**ASSIGNMENT:**
Look through the material below and count the lines with the string "photo". Report only the count.

**SUPPLIED RECORDS:**
---
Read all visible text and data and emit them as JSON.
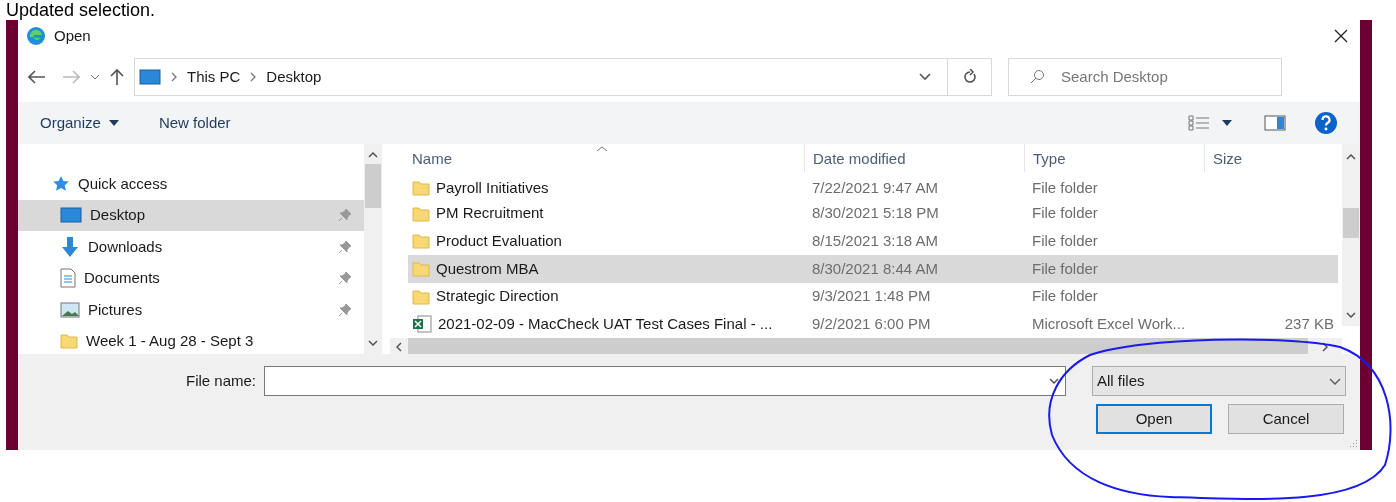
{
  "caption": "Updated selection.",
  "window": {
    "title": "Open"
  },
  "address": {
    "crumbs": [
      "This PC",
      "Desktop"
    ]
  },
  "search": {
    "placeholder": "Search Desktop"
  },
  "toolbar": [
    {
      "label": "Organize",
      "menu": true
    },
    {
      "label": "New folder",
      "menu": false
    }
  ],
  "nav": [
    {
      "label": "Quick access",
      "kind": "header",
      "selected": false,
      "pinned": false
    },
    {
      "label": "Desktop",
      "kind": "desktop",
      "selected": true,
      "pinned": true
    },
    {
      "label": "Downloads",
      "kind": "downloads",
      "selected": false,
      "pinned": true
    },
    {
      "label": "Documents",
      "kind": "documents",
      "selected": false,
      "pinned": true
    },
    {
      "label": "Pictures",
      "kind": "pictures",
      "selected": false,
      "pinned": true
    },
    {
      "label": "Week 1 - Aug 28 - Sept 3",
      "kind": "folder",
      "selected": false,
      "pinned": false
    }
  ],
  "columns": [
    "Name",
    "Date modified",
    "Type",
    "Size"
  ],
  "rows": [
    {
      "name": "Payroll Initiatives",
      "date": "7/22/2021 9:47 AM",
      "type": "File folder",
      "kind": "folder",
      "selected": false
    },
    {
      "name": "PM Recruitment",
      "date": "8/30/2021 5:18 PM",
      "type": "File folder",
      "kind": "folder",
      "selected": false
    },
    {
      "name": "Product Evaluation",
      "date": "8/15/2021 3:18 AM",
      "type": "File folder",
      "kind": "folder",
      "selected": false
    },
    {
      "name": "Questrom MBA",
      "date": "8/30/2021 8:44 AM",
      "type": "File folder",
      "kind": "folder",
      "selected": true
    },
    {
      "name": "Strategic Direction",
      "date": "9/3/2021 1:48 PM",
      "type": "File folder",
      "kind": "folder",
      "selected": false
    },
    {
      "name": "2021-02-09 - MacCheck UAT Test Cases  Final - ...",
      "date": "9/2/2021 6:00 PM",
      "type": "Microsoft Excel Work...",
      "size": "237 KB",
      "kind": "excel",
      "selected": false
    }
  ],
  "file_name": {
    "label": "File name:"
  },
  "filter": {
    "value": "All files"
  },
  "buttons": [
    {
      "label": "Open",
      "focused": true
    },
    {
      "label": "Cancel",
      "focused": false
    }
  ]
}
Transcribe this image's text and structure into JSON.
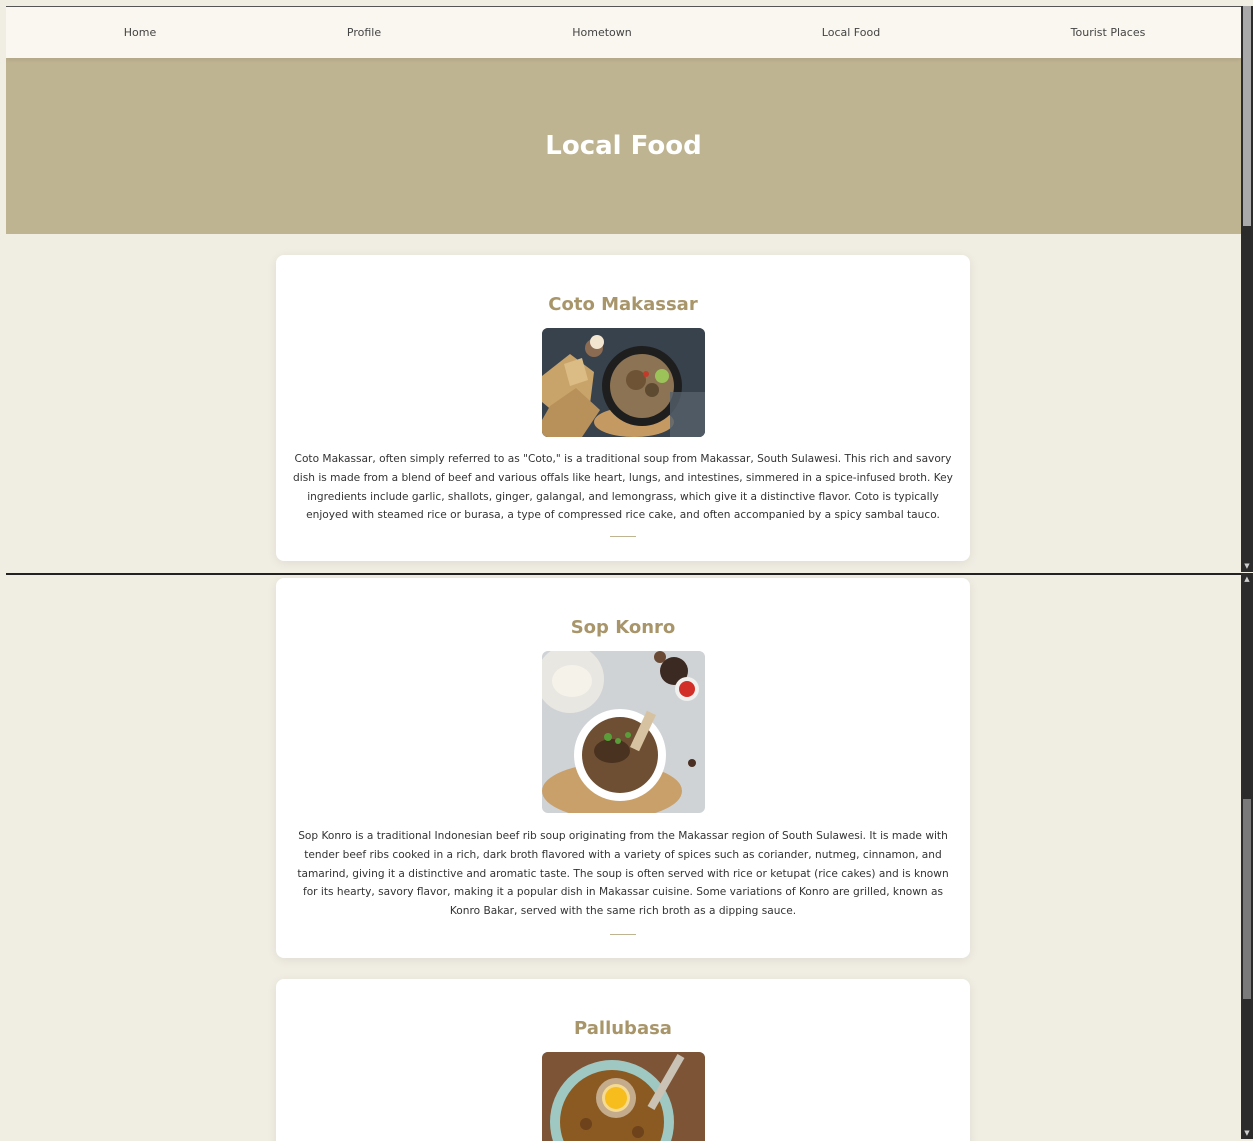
{
  "nav": {
    "items": [
      "Home",
      "Profile",
      "Hometown",
      "Local Food",
      "Tourist Places"
    ]
  },
  "hero": {
    "title": "Local Food"
  },
  "foods": [
    {
      "name": "Coto Makassar",
      "image": "coto-makassar-photo",
      "description": "Coto Makassar, often simply referred to as \"Coto,\" is a traditional soup from Makassar, South Sulawesi. This rich and savory dish is made from a blend of beef and various offals like heart, lungs, and intestines, simmered in a spice-infused broth. Key ingredients include garlic, shallots, ginger, galangal, and lemongrass, which give it a distinctive flavor. Coto is typically enjoyed with steamed rice or burasa, a type of compressed rice cake, and often accompanied by a spicy sambal tauco."
    },
    {
      "name": "Sop Konro",
      "image": "sop-konro-photo",
      "description": "Sop Konro is a traditional Indonesian beef rib soup originating from the Makassar region of South Sulawesi. It is made with tender beef ribs cooked in a rich, dark broth flavored with a variety of spices such as coriander, nutmeg, cinnamon, and tamarind, giving it a distinctive and aromatic taste. The soup is often served with rice or ketupat (rice cakes) and is known for its hearty, savory flavor, making it a popular dish in Makassar cuisine. Some variations of Konro are grilled, known as Konro Bakar, served with the same rich broth as a dipping sauce."
    },
    {
      "name": "Pallubasa",
      "image": "pallubasa-photo"
    }
  ],
  "colors": {
    "accent": "#bfb492",
    "title": "#a8956a",
    "background": "#f0ede3",
    "nav_background": "#faf7f0"
  }
}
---
**EXERCISE SOLUTION:**
3